Subcellular and PSD fractions of adult rat brains were prepared as described previously . In brief, adult rat forebrains were homogenized in the buffer H1 [(in mM) 320 sucrose, 1 NaHCO3, 0.5 CaCl2, 0.1 PMSF] containing a cocktail of protease inhibitors (Roche) and centrifuged at 1,400×g to remove nuclei and other large debris (P1). The S1 fraction was subject to centrifugation at 13,800xg to obtain the crude synaptosome fraction (P2). The pellet was resuspended in the buffer H2 [(in mM) 0.32 M sucrose and 1 mM NaHCO3)] and layered onto the top of the discontinuous sucrose density gradient by using 0.85, 1.0, and 1.2 M sucrose layers. The gradient was centrifuged at 65,000xg for 2 hrs in a Beckman Instruments SW-28 rotor and the synaptosomal fraction (SPM) was recovered from the 1.0-1.2 M sucrose interface. The synaptosomal fraction was extracted in ice-cold 0.5% Triton X-100/50 mM Tris–HCl (pH 7.9) for 15 min and centrifuged at 32,000xg for 45 min to obtain the PSD I pellet. The pellet was resuspended and further extracted a second time with 0.5% Triton X-100/50 mM Tris–HCl (pH 7.9), followed by centrifugation at 200,000×g for 45 min to obtain the PSD II pellet. Protein concentration was determined by the BCA protein assay kit (Thermo). For immunoblotting, 25 μg (H, S1, P2, and SPM) or 5 μg (SPM, PSD I, and PSD II) of proteins were separated by SDS-PAGE, blotted onto nitrocellulose membranes, incubated with the primary antibodies, and imaged with the enhanced chemiluminescence method (Thermo).

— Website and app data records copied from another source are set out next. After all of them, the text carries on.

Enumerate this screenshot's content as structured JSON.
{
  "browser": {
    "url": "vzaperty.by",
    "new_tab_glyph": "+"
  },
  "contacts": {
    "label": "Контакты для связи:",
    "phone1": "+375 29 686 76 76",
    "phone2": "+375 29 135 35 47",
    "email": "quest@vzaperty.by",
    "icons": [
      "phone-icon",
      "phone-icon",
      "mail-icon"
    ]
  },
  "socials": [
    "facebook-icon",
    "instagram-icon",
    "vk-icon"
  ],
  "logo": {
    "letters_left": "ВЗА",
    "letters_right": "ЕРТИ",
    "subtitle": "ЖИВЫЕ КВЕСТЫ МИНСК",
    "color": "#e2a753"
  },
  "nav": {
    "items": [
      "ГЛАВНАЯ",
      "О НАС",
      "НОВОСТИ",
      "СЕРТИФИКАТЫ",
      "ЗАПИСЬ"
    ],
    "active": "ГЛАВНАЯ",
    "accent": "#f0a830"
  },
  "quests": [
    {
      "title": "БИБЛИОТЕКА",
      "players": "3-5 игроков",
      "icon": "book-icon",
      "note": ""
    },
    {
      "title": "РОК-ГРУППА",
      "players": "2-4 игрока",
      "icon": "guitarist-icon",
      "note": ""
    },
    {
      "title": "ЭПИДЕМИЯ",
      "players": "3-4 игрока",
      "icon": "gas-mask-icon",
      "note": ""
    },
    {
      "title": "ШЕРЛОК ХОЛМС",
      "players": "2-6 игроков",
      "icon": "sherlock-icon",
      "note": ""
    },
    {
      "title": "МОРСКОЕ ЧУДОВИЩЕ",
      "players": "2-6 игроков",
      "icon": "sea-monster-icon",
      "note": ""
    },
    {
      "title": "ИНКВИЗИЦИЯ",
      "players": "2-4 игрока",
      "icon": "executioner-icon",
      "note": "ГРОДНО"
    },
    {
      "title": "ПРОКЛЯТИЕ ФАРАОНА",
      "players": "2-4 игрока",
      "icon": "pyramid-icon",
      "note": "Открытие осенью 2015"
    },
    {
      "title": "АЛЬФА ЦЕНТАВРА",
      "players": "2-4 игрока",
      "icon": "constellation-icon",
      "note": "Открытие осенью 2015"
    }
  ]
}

For HEK293T cells, conventional whole-cell patch clamp technique was used to record Eag K+ currents as described previously . In brief, recordings were performed at 24-48 hrs post-transfection. Patch electrodes with a resistance of ~4 MΩ were pulled on a Narishige PP-830 electrode puller and were filled with a solution containing (in mM) 140 KCl, 1 MgCl2, 10 EGTA, 10 HEPES, pH 7.2. External bath solution comprised (in mM) 140 NaCl, 5 KCl, 1 CaCl2, and 10 HEPES, pH 7.2.
Conventional two-electrode voltage clamp recording in Xenopus oocytes were performed as described previously . In brief, 2-3 days after cRNA injection, oocytes were functionally assayed in a recording bath containing about ~200 μl of the Ringer solution [(in mM): 115 NaCl, 3 KCl, 1.8 CaCl2, 10 HEPES, pH 7.2]. An agarose bridge was used to connect the bath solution with a ground chamber (containing 3 M KCl) into which two ground electrodes were inserted. Borosilicate electrodes (0.1 –1 MΩ) used in voltage recording and current injection were filled with 3 M KCl.
Voltage-clamp protocols were applied with the pCLAMP 8.2/9.0 software (Molecular Devices). Data were acquired with an Axopatch 200A amplifier (Molecular Devices) (for HEK293T cells) or OC-725C oocyte clamp (Warner) (for Xenopus oocytes), followed by digitization at 10 kHz with the Digidata 1320A/1322A system (Molecular Devices). Also by using the pCLAMP 8.2/9.0 software, data were filtered at 1 kHz and passive membrane properties were compensated with the -P/4 leak subtraction method. All recordings were performed at room temperature (20-22°C).
Cells with large currents in which voltage clamp errors might appear were excluded from data analyses. Kinetic fitting of Eag K+ current traces were implemented with the pCLAMP 8.2/9.0 software. Subsequent numerical analyses and data plotting were performed with the Origin 7.0 software. All numerical data are shown as mean ± SEM.